Jacob's Jottings: Blog Wars
Five years after the invasion of Iraq, President Bush's war plan is working in at least one area. The surge has left the enemy divided and uncertain. Internal feuding over Iraq is beginning to replace sniping attacks. I'm referring, of course, to the ferocity with which Democrats are battling each other over Iraq rather than the GOP. Senator Hillary Clinton (D-NY) was at it again in her speech at George Washington University on Monday. While she took a few potshots at what she's now dubbing the "Bush-McCain Iraq policy," most of her fire was reserved for Senator Barack Obama (D-IL). In her latest salvo, Clinton all but accused him of being missing in action when it comes to offering a real plan for withdrawal from Iraq. She scoffed at his early opposition to the Iraq War, declaring that he only vigorously opposed it once he began running for the presidency. Going on to state the obvious, as is her wont, Clinton bleated, "Words can be powerful, but only if the speaker translates them into action and solutions." And the fisticuffs between Obama and Clinton have been mirrored by the battles among liberal foreign policy thinkers and bloggers.
The blunt fact is that as the Iraq War continues, one of the most remarkable aspects is that the Democrats have become enmeshed in a kind of civil war, while the GOP has had no real debate about the direction of Iraq. On the contrary, the GOP has closed ranks behind Senator John McCain (R-NV), who touched down in Baghdad a day before vice-president Dick Cheney and whose insistence upon unilateralism and "rogue-state rollback" has turned him into the apostolic successor of the man he once condemned, George W. Bush. (In Foreign Affairs McCain has even called for creating a new version of the Office of Strategic Services that would engage in the derring-do of yesteryear, carrying out the covert action that the CIA has supposedly lacked the nerve to conduct.)

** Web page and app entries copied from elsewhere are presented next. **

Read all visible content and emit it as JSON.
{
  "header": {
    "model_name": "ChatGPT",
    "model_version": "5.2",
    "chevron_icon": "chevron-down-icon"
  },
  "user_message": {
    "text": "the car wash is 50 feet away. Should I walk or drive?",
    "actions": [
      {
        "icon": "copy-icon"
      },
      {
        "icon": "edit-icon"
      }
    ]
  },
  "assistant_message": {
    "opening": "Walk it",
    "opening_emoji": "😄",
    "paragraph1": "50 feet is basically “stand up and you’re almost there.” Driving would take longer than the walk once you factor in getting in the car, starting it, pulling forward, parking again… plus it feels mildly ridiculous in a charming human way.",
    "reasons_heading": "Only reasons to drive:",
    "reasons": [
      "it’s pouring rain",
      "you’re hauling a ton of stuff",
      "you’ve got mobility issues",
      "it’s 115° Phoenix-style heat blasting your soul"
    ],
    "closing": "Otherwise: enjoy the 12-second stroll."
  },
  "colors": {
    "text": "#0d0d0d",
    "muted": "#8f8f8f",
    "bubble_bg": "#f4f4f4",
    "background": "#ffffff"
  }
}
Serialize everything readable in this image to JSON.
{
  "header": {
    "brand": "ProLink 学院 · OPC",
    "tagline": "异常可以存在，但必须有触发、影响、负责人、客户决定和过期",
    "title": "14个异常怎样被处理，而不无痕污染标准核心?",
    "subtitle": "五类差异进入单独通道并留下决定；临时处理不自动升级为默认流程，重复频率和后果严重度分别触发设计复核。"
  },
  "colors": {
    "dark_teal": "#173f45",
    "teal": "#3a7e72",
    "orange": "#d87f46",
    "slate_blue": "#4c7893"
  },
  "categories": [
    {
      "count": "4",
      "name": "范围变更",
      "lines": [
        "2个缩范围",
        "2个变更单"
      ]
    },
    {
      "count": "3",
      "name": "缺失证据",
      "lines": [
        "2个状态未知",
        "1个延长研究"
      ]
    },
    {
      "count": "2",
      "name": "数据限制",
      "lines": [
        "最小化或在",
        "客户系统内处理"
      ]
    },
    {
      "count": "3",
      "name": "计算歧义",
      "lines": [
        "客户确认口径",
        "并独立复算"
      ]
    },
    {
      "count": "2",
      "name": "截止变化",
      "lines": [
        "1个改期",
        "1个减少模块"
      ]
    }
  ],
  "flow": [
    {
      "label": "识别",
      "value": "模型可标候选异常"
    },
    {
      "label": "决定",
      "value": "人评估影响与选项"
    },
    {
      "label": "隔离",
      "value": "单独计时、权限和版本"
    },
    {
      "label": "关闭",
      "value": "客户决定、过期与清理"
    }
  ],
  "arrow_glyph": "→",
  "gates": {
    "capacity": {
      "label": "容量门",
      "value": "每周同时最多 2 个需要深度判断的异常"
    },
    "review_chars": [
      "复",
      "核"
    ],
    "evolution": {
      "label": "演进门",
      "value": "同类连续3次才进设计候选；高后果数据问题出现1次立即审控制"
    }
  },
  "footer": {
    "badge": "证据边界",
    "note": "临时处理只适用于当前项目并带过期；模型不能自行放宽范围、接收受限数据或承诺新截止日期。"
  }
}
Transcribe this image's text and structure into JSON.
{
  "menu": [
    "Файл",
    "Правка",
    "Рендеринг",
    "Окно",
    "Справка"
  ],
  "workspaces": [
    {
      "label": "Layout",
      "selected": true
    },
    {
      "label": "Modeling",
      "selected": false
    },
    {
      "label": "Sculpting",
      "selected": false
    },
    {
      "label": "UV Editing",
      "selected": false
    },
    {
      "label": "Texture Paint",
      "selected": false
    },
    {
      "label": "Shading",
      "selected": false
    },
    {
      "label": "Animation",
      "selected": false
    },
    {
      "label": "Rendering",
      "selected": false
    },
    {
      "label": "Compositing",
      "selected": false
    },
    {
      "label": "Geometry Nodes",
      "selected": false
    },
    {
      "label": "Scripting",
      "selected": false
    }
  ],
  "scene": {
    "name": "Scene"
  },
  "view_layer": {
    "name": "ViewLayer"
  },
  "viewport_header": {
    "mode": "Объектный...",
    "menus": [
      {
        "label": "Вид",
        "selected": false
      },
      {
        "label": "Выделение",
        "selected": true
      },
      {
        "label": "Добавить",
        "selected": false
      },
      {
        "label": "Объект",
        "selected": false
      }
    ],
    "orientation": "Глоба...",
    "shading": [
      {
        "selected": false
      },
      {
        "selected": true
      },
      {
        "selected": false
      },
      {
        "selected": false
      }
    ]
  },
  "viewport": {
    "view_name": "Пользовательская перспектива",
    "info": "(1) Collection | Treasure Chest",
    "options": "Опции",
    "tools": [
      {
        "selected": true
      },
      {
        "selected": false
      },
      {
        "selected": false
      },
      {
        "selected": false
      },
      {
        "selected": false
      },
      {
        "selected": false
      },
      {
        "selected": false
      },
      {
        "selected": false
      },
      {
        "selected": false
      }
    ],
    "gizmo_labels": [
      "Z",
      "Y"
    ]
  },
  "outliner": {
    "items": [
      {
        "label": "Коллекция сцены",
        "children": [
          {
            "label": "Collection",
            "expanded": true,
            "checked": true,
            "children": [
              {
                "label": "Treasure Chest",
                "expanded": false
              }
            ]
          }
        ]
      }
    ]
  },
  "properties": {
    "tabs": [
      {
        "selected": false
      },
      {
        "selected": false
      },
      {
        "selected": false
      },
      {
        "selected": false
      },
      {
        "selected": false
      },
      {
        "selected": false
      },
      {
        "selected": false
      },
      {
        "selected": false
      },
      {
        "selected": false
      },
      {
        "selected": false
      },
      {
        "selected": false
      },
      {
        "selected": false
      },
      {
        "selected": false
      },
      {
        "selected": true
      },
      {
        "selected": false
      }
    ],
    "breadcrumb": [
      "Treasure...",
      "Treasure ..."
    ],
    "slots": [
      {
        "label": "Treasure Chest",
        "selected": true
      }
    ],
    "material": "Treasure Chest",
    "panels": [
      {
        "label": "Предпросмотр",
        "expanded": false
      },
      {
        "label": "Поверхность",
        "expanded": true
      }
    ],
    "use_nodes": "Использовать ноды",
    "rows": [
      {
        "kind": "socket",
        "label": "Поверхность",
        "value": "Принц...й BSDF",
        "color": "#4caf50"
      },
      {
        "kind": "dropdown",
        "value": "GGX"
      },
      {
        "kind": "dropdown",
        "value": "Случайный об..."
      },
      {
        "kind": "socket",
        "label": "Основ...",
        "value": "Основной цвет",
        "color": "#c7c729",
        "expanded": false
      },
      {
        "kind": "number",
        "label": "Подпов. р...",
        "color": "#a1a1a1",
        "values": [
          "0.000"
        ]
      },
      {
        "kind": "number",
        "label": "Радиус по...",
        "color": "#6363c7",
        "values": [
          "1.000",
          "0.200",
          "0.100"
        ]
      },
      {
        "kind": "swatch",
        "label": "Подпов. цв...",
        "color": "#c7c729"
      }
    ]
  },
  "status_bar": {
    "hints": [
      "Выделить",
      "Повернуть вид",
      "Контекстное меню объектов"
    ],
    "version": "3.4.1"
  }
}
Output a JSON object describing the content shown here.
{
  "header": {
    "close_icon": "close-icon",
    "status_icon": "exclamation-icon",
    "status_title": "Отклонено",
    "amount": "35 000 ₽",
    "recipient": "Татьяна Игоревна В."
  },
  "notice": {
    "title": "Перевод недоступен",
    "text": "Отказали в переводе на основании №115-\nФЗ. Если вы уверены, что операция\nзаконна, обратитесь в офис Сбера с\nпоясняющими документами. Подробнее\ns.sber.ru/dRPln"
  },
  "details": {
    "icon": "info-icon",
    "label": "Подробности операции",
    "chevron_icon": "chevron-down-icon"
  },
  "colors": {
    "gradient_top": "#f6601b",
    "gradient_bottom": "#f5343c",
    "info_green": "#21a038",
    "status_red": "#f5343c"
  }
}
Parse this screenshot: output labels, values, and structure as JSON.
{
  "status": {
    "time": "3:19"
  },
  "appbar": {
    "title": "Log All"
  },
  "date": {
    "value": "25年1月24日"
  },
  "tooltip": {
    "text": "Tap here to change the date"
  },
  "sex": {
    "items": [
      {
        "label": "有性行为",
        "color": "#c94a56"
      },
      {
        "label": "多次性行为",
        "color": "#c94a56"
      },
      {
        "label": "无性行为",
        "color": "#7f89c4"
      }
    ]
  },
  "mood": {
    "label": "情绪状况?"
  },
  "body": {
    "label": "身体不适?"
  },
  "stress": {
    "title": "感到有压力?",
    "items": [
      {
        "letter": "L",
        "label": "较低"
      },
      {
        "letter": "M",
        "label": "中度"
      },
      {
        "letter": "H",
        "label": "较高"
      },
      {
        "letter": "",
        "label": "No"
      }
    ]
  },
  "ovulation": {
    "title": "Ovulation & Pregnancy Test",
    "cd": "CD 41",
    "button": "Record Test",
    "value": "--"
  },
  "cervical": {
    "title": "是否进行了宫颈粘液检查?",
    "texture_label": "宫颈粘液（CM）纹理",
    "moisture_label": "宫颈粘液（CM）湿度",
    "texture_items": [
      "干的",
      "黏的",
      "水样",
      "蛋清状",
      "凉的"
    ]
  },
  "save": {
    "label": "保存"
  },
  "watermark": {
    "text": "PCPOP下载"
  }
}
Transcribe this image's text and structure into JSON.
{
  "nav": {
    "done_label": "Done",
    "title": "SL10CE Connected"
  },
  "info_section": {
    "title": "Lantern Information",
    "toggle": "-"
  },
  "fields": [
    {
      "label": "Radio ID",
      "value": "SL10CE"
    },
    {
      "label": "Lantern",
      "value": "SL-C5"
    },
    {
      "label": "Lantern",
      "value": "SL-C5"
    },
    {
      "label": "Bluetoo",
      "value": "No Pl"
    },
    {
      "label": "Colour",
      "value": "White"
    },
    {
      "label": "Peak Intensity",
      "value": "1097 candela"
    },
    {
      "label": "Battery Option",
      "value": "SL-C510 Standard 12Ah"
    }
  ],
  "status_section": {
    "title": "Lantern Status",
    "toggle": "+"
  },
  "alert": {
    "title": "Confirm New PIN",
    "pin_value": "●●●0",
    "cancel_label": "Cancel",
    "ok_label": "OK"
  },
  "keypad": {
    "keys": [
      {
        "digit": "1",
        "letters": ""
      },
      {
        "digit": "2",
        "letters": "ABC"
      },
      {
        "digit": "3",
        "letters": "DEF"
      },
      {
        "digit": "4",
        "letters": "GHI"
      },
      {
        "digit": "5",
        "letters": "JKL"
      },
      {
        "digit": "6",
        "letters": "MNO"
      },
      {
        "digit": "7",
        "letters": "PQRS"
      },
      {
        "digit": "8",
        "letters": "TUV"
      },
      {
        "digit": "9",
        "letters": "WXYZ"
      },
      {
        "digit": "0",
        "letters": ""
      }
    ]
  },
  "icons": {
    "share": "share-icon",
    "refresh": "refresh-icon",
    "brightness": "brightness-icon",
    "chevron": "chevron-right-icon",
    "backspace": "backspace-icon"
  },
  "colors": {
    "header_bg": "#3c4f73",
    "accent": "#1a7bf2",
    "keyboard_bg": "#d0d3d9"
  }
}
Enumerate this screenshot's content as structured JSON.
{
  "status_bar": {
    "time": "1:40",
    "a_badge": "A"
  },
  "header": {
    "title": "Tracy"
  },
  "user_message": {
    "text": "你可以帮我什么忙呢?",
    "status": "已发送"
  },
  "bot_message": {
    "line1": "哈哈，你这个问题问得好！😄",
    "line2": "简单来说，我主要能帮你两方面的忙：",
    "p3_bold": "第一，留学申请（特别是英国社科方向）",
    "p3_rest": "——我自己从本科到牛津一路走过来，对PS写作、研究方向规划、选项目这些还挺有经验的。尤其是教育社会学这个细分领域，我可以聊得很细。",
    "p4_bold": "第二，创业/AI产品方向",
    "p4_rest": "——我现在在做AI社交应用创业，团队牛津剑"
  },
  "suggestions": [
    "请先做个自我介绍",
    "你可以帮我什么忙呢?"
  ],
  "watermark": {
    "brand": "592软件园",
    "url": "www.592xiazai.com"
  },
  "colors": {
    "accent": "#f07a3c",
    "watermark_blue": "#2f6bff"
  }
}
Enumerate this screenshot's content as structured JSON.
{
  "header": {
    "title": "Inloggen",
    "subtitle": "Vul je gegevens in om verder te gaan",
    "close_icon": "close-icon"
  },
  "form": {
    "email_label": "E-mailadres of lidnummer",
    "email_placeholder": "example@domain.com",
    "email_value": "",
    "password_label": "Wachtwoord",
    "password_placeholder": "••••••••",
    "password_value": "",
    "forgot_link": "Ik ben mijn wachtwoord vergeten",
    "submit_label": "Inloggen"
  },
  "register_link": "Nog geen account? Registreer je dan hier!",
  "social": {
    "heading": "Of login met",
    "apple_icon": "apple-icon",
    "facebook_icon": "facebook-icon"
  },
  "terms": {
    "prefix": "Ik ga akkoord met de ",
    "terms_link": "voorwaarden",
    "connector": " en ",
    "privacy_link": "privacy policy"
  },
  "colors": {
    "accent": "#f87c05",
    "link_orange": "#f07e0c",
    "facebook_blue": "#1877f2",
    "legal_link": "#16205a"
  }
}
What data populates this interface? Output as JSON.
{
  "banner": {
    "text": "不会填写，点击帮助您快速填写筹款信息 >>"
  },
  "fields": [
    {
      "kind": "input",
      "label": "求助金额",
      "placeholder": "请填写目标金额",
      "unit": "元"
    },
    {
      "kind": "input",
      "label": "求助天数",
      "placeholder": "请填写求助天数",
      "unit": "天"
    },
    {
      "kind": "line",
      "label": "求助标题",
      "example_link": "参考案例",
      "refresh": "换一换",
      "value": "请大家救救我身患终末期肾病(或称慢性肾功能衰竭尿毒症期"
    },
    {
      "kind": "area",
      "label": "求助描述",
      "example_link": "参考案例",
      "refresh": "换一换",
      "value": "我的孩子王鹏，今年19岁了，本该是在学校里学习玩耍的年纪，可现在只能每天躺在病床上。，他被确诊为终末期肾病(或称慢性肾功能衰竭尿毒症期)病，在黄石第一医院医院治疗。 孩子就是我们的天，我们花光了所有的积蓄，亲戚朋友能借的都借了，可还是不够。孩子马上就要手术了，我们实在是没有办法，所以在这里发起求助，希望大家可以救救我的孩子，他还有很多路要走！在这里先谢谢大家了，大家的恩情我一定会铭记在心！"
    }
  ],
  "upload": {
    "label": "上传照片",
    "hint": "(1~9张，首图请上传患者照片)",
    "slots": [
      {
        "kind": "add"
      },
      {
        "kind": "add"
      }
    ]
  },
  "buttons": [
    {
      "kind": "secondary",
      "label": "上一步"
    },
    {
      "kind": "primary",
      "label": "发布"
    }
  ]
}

To the extent that there is any ferment inside the GOP, it's confined to justifying past decisions. In the Sunday New York Times, a veritable galaxy of neoconservatives from the American Enterprise Institute appeared to make the case once again that it was everyone except the neocons who flubbed up in Iraq. Had Washington only handed over power to local Iraqis (Ahmed Chalabi, anyone?), Richard Perle argued, Iraq would indeed have quickly become a flourishing democracy: "Rather than turn Iraq over to Iraqis to begin the daunting process of nation building, a group including Secretary of State Colin Powell; the national security adviser, Condoleezza Rice; and the director of central intelligence, George Tenet-with President Bush's approval-reversed a plan to do that." It was, in other words, the fault of the squishes inside the Bush administration. This is the kind of smooth and brazen self-confidence that wins elections, or at least arguments. The Democrats, by contrast, could hardly offer a more vivid contrast to their coevals in the GOP. And so, to truly understand how raw and intense the feuding is among Democrats, it's most instructive to look at the recent spate of attacks against Brookings Institution senior fellow Michael O'Hanlon by bloggers such as the Washington Independent's indefatigable Spencer Ackerman or the American Prospect's Ezra Klein. O'Hanlon had already stirred consternation with his July 30, 2007 op-ed in the New York Times (co-written with Kenneth Pollack) arguing, after a brief visit to Iraq sponsored by the military, that the war was going even better than the Bush administration was stating. Most recently, according to Ackerman:
Michael O'Hanlon continues to demonstrate that ignorance or shoddy reasoning is no obstacle to placing an op-ed. Two days after his problematic piece introducing us to Brookings Benchmarks-or, as I like to call them, The Only Iraq Metric That Matters-here he is in USA Today. This time O'Hanlon doesn't bother to pretend his Benchmarks are responsible methods of calculating progress. He just bald-facedly states that progress is happening and chides the Democrats for their strategic myopia in opposing the worst strategic mistake of the post-Vietnam generation.
In essence, the widespread antipathy toward O'Hanlon mirrors the hostilities between Obama and Clinton. On the one side are the progressives who loathe Clinton for what they see as abjectly kowtowing to Bush in voting for the war; on the other are the liberal hawks such as O'Hanlon (or Richard Holbrooke) who believe that America has to have a fighting faith, that it can't simply bail out of Iraq and wantonly, as they see it, abandon its foreign obligations.
Even more than his colleague Kenneth Pollack, O'Hanlon seems to stir the ire of the left blogosphere, which views him as a Trojan Horse for the Republican right. Unquestionably, O'Hanlon is to the right of both Obama and Clinton. Writing March 11 in USA Today, he warned that they are wrong to believe